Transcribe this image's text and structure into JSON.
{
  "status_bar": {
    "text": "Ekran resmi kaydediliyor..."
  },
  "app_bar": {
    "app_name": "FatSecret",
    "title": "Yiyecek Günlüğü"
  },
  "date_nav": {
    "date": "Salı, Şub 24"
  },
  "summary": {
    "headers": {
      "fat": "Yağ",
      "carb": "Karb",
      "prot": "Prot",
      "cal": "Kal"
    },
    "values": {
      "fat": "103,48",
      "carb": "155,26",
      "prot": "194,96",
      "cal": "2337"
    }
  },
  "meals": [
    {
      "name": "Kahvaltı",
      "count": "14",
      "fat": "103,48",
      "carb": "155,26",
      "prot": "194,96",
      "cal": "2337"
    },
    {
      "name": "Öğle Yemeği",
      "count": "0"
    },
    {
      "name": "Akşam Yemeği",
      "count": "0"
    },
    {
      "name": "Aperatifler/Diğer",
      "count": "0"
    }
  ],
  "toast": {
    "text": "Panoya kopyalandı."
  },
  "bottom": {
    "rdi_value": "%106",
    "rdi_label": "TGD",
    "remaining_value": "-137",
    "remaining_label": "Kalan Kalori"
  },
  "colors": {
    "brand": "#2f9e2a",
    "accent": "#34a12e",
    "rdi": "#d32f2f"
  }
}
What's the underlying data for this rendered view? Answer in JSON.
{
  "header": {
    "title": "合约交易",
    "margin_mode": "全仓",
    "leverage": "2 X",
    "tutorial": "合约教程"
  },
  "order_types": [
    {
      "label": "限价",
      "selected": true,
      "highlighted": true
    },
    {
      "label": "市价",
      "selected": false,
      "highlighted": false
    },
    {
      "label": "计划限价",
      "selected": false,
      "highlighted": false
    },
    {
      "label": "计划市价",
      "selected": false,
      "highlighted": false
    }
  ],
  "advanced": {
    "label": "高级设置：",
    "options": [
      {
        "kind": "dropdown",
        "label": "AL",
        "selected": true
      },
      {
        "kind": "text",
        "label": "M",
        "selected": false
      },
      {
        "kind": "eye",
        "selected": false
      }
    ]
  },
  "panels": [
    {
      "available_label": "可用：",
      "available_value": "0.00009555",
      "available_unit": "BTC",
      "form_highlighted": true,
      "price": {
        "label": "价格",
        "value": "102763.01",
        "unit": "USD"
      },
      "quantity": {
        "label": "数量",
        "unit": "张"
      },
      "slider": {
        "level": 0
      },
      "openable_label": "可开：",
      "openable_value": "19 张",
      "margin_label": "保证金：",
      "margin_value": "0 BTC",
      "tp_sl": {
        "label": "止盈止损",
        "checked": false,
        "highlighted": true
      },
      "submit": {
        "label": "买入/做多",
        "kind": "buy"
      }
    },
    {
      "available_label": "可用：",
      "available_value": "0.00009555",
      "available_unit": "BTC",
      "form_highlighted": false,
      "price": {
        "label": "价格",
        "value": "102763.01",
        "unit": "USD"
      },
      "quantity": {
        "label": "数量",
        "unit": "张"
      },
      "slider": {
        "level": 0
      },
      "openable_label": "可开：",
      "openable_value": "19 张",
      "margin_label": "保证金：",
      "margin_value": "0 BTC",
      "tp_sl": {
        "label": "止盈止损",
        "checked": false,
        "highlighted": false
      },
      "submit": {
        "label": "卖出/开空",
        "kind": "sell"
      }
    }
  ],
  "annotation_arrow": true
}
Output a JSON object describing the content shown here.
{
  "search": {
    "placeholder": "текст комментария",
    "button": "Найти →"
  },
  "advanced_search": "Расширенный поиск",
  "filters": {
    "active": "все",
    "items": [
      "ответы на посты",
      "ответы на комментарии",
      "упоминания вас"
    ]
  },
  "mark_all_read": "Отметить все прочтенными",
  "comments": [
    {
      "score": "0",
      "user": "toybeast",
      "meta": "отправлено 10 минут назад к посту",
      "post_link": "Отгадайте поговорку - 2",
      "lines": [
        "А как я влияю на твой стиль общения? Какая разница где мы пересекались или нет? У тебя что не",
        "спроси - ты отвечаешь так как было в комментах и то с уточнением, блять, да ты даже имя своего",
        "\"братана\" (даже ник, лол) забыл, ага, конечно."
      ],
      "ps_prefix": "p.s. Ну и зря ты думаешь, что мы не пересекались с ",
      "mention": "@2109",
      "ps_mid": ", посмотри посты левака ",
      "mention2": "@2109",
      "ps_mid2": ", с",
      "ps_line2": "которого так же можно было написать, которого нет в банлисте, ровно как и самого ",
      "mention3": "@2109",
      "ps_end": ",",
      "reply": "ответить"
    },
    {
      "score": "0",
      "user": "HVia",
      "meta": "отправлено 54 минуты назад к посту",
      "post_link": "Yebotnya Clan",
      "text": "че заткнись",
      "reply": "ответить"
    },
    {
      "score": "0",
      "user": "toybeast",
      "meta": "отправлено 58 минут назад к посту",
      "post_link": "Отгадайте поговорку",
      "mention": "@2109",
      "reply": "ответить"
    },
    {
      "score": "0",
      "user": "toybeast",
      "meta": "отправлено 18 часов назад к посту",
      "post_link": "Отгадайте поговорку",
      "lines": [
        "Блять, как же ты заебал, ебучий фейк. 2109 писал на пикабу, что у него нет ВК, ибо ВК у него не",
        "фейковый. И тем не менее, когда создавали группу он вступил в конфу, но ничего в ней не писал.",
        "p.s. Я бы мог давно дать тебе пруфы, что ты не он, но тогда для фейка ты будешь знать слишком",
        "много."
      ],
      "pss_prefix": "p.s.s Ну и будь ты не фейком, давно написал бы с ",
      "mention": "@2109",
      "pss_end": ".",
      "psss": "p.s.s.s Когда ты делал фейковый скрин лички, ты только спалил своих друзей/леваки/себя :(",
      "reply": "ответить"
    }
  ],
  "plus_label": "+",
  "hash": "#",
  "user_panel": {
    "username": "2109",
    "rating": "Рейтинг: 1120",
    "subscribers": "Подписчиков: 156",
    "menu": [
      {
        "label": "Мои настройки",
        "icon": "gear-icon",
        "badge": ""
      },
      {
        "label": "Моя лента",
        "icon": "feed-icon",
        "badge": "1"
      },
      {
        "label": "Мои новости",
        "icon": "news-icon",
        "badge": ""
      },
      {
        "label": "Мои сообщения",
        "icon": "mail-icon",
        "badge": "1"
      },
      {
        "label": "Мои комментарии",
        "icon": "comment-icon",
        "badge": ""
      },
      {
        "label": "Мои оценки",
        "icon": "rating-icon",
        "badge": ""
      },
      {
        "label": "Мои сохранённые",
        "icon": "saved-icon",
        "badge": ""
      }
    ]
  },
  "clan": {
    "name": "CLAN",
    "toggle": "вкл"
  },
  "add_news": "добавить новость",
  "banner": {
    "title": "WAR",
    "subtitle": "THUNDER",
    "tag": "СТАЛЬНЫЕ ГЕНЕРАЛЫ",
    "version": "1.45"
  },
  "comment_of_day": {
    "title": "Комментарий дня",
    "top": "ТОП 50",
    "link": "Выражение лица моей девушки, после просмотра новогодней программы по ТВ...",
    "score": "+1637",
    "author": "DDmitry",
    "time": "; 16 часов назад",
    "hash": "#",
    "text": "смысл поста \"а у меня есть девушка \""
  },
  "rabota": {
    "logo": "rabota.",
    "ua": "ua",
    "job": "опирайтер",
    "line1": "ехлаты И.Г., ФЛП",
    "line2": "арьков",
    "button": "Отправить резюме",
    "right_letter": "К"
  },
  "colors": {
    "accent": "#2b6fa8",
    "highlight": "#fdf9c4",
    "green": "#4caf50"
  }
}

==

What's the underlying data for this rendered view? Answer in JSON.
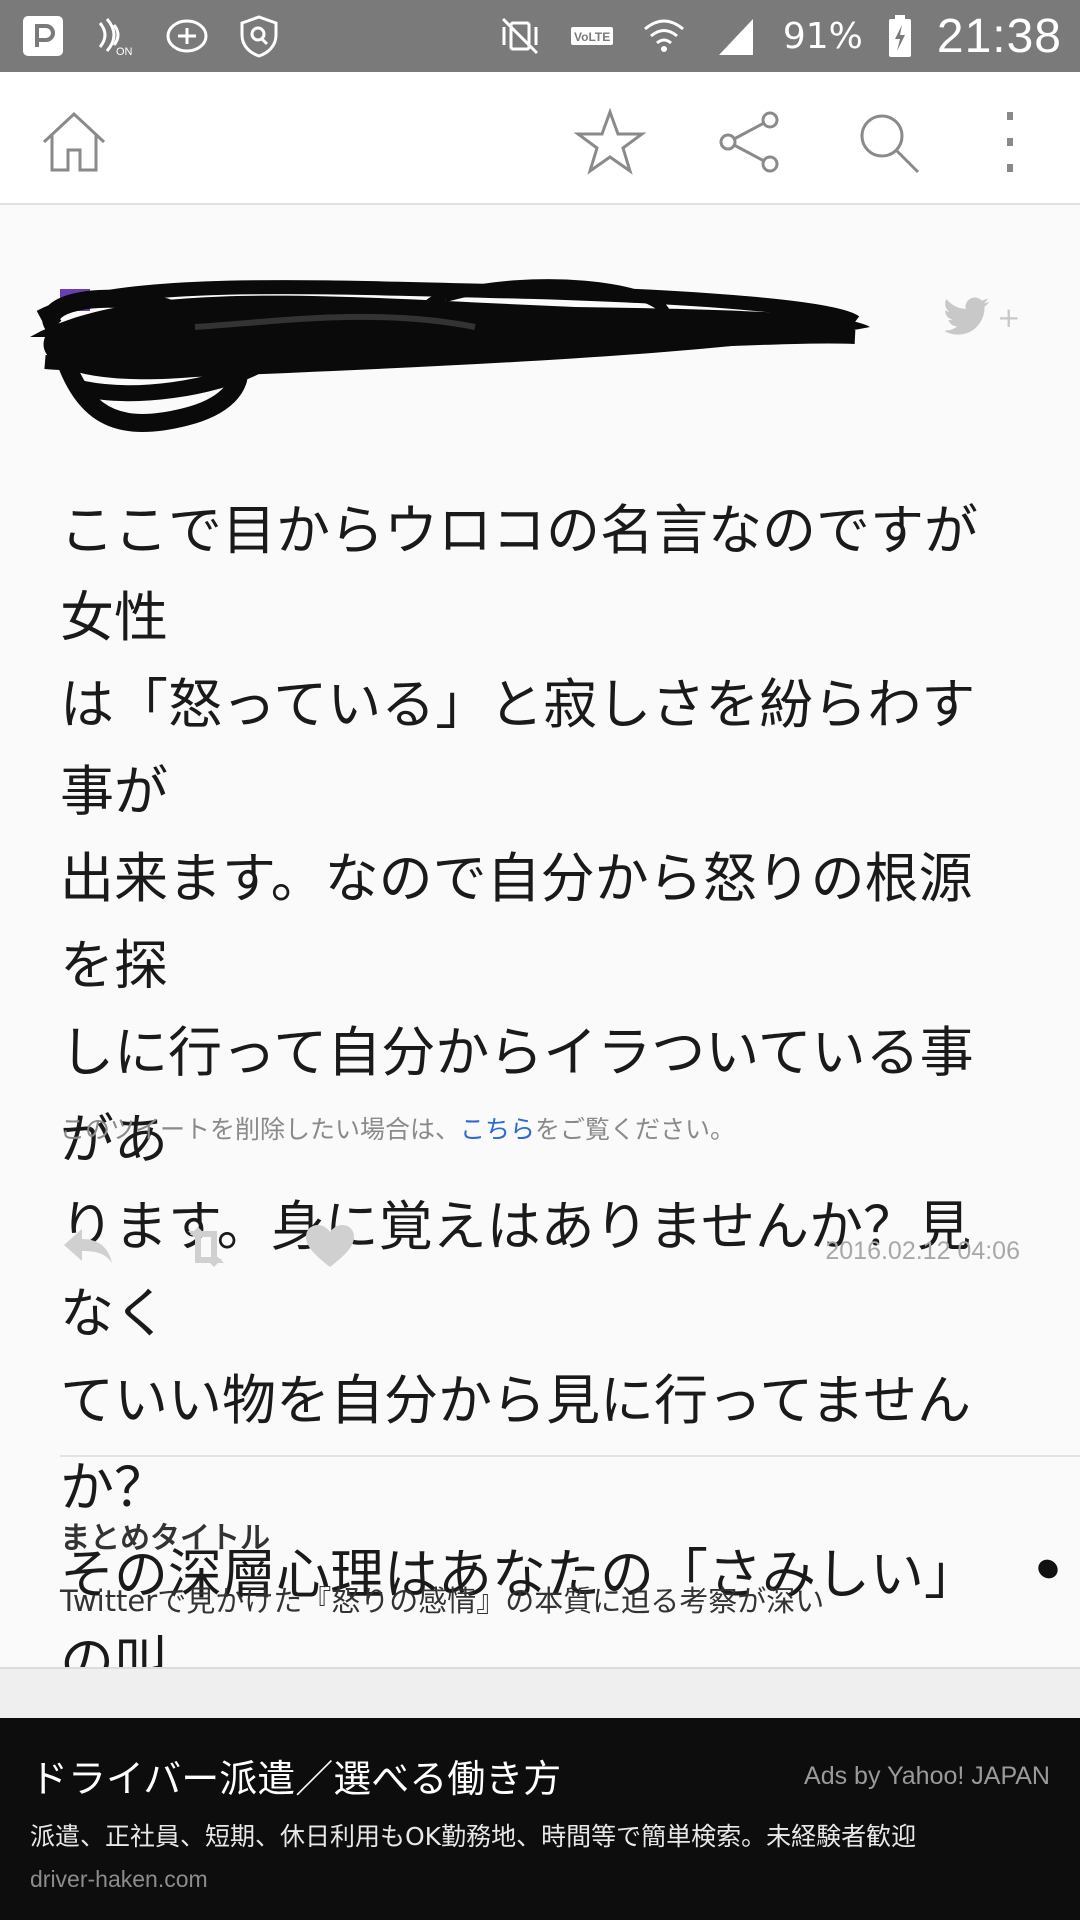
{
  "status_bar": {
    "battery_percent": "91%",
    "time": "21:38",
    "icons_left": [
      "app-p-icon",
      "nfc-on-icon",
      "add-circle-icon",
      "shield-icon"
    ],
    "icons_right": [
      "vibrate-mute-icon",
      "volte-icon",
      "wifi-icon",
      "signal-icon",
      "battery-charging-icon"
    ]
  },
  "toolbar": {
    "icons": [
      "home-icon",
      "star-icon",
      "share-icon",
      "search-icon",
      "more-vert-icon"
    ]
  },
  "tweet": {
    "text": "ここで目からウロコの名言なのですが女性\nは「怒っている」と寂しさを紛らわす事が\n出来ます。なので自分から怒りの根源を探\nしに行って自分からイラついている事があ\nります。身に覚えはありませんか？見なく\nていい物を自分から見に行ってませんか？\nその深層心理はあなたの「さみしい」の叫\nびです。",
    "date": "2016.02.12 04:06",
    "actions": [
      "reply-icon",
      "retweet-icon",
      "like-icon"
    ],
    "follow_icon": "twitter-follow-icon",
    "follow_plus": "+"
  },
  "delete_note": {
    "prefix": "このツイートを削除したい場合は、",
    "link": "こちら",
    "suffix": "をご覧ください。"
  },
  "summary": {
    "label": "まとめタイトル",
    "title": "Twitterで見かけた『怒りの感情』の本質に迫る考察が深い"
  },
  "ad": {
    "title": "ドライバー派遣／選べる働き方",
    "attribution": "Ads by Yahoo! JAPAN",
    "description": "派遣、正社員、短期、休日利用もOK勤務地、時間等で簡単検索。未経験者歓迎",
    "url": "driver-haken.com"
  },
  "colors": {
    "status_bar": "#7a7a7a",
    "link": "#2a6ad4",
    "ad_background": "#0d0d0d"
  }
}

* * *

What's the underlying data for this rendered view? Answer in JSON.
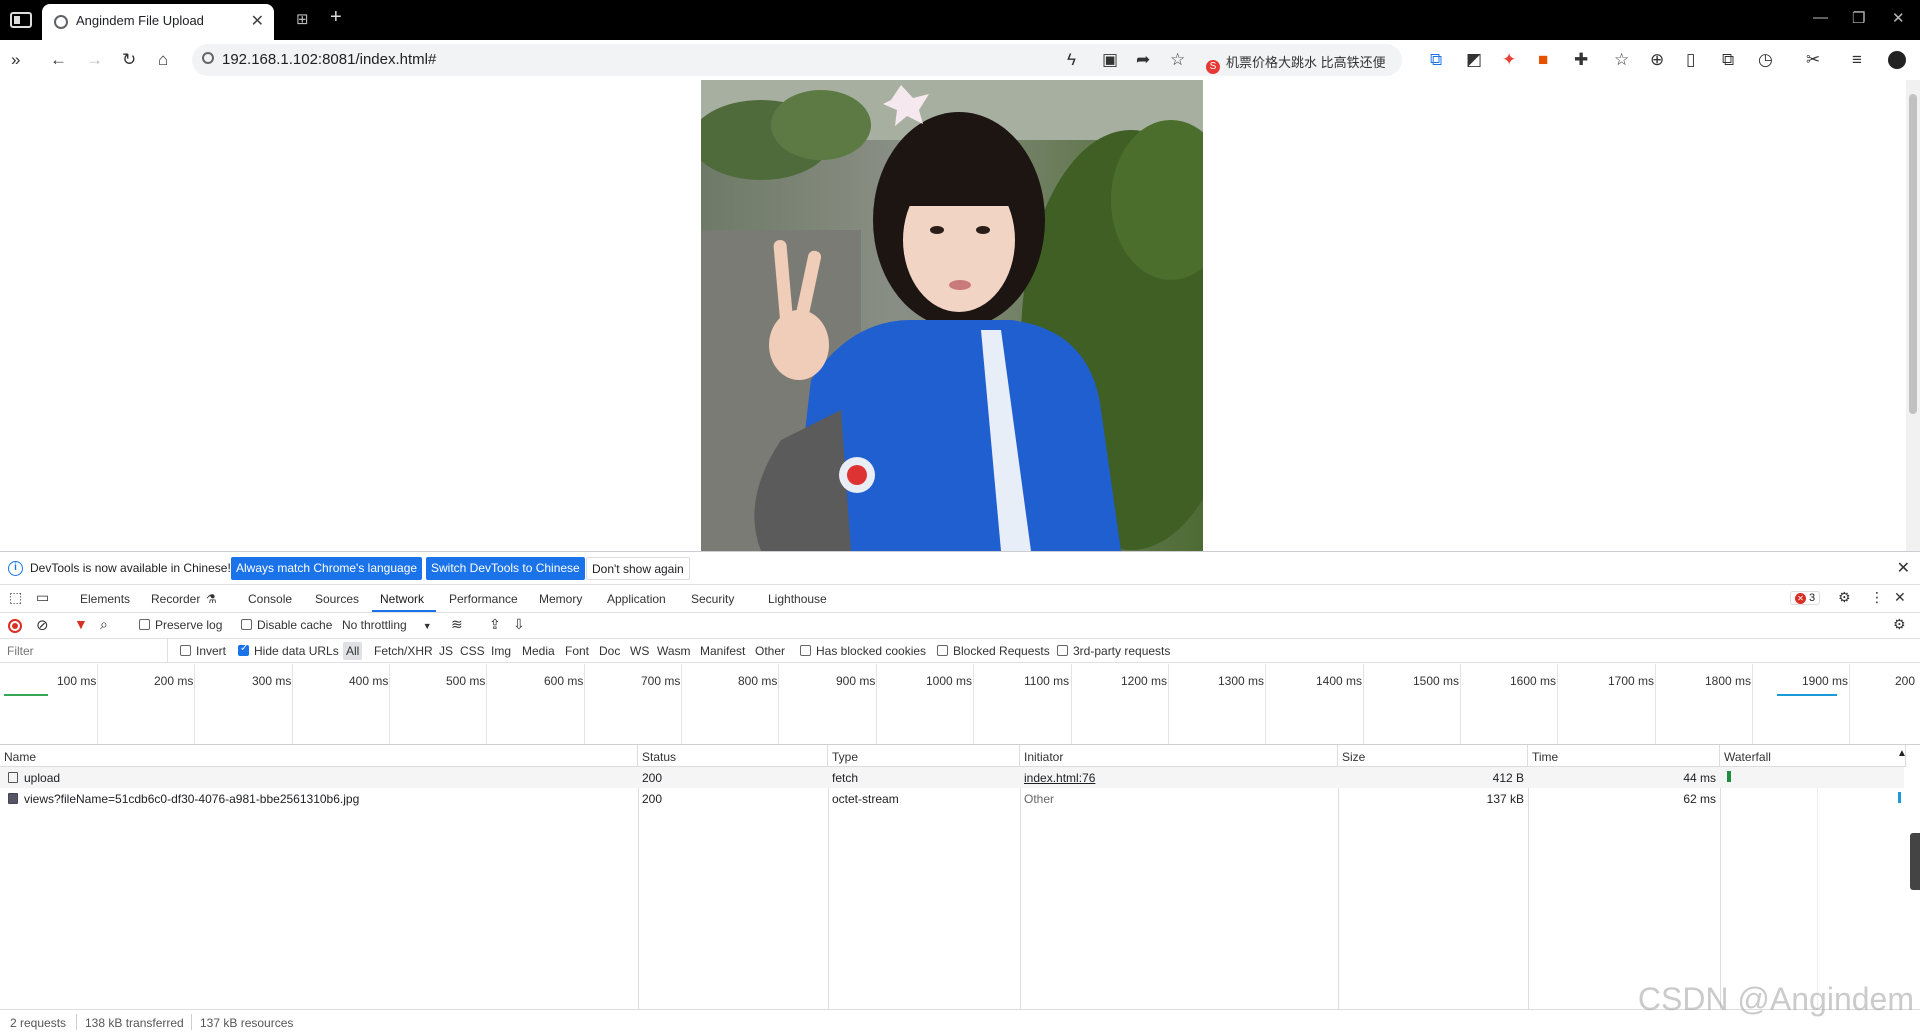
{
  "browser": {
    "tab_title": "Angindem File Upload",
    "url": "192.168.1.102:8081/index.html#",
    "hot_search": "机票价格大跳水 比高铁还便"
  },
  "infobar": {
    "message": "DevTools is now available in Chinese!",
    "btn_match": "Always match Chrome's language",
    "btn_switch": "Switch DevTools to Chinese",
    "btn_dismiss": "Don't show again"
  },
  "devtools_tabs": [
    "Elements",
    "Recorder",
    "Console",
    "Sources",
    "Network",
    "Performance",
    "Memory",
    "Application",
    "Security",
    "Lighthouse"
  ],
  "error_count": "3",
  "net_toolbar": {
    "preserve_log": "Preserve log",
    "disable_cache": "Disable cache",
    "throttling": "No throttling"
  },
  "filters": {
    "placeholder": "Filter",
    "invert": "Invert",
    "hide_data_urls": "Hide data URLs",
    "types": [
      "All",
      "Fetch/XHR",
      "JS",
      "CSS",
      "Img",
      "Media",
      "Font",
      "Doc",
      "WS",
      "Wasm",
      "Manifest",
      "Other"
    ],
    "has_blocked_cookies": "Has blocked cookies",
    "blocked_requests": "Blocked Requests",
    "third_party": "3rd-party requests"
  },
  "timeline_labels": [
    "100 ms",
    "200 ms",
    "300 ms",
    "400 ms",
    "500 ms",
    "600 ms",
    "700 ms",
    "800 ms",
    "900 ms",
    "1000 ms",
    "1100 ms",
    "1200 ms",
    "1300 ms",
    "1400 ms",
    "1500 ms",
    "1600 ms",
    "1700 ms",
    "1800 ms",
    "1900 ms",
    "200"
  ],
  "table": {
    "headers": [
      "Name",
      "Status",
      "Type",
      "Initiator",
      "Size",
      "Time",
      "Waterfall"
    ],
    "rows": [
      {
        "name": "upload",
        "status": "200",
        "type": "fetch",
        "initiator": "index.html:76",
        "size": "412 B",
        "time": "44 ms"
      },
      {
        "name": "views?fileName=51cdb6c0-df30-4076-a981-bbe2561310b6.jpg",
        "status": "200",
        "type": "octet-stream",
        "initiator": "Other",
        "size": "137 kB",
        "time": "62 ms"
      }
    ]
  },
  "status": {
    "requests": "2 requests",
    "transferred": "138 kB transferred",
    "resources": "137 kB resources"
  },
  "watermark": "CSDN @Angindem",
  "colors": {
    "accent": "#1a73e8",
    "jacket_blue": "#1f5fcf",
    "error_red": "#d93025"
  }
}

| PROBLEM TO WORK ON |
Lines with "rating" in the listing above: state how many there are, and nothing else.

| EXERCISE ANSWER |
2